- _Your assignment_
Check each line of the entries below for the word "oder", and copy the lines that have it.

- _Given data_
--

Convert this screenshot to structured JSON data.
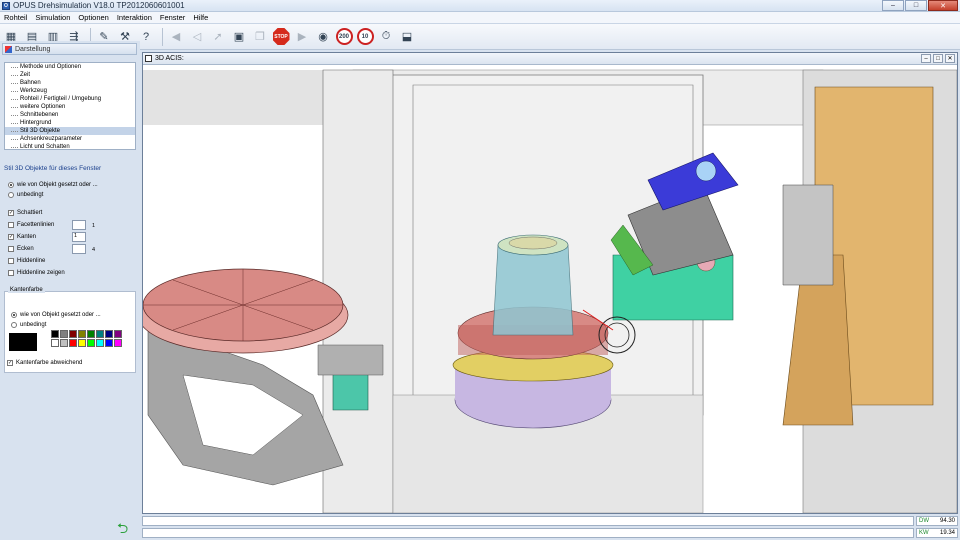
{
  "window": {
    "title": "OPUS Drehsimulation V18.0  TP2012060601001",
    "icon": "app-icon"
  },
  "menu": [
    "Rohteil",
    "Simulation",
    "Optionen",
    "Interaktion",
    "Fenster",
    "Hilfe"
  ],
  "toolbar": {
    "stop_label": "STOP",
    "speed_200": "200",
    "speed_10": "10"
  },
  "left_panel": {
    "header": "Darstellung",
    "tree": [
      "Methode und Optionen",
      "Zeit",
      "Bahnen",
      "Werkzeug",
      "Rohteil / Fertigteil / Umgebung",
      "weitere Optionen",
      "Schnittebenen",
      "Hintergrund",
      "Stil 3D Objekte",
      "Achsenkreuzparameter",
      "Licht und Schatten"
    ],
    "selected_index": 8,
    "section_title": "Stil 3D Objekte für dieses Fenster",
    "radio_objekt": "wie von Objekt gesetzt oder ...",
    "radio_unbedingt": "unbedingt",
    "checks": {
      "schattiert": "Schattiert",
      "facettenlinien": "Facettenlinien",
      "kanten": "Kanten",
      "ecken": "Ecken",
      "hiddenline": "Hiddenline",
      "hiddenline_zeigen": "Hiddenline zeigen"
    },
    "facetten_value": "1",
    "kanten_value": "1",
    "ecken_value": "4",
    "kantenfarbe": {
      "title": "Kantenfarbe",
      "radio_objekt": "wie von Objekt gesetzt oder ...",
      "radio_unbedingt": "unbedingt",
      "selected_color": "#000000",
      "palette": [
        "#000000",
        "#7f7f7f",
        "#800000",
        "#808000",
        "#008000",
        "#008080",
        "#000080",
        "#800080",
        "#ffffff",
        "#c0c0c0",
        "#ff0000",
        "#ffff00",
        "#00ff00",
        "#00ffff",
        "#0000ff",
        "#ff00ff"
      ],
      "abweichend_label": "Kantenfarbe abweichend"
    }
  },
  "viewport": {
    "title": "3D ACIS:"
  },
  "status": {
    "dw_label": "DW",
    "dw_value": "94.30",
    "kw_label": "KW",
    "kw_value": "19.34"
  }
}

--

- _Result of this task_
    "radio_objekt": "wie von Objekt gesetzt oder ...",
      "radio_objekt": "wie von Objekt gesetzt oder ...",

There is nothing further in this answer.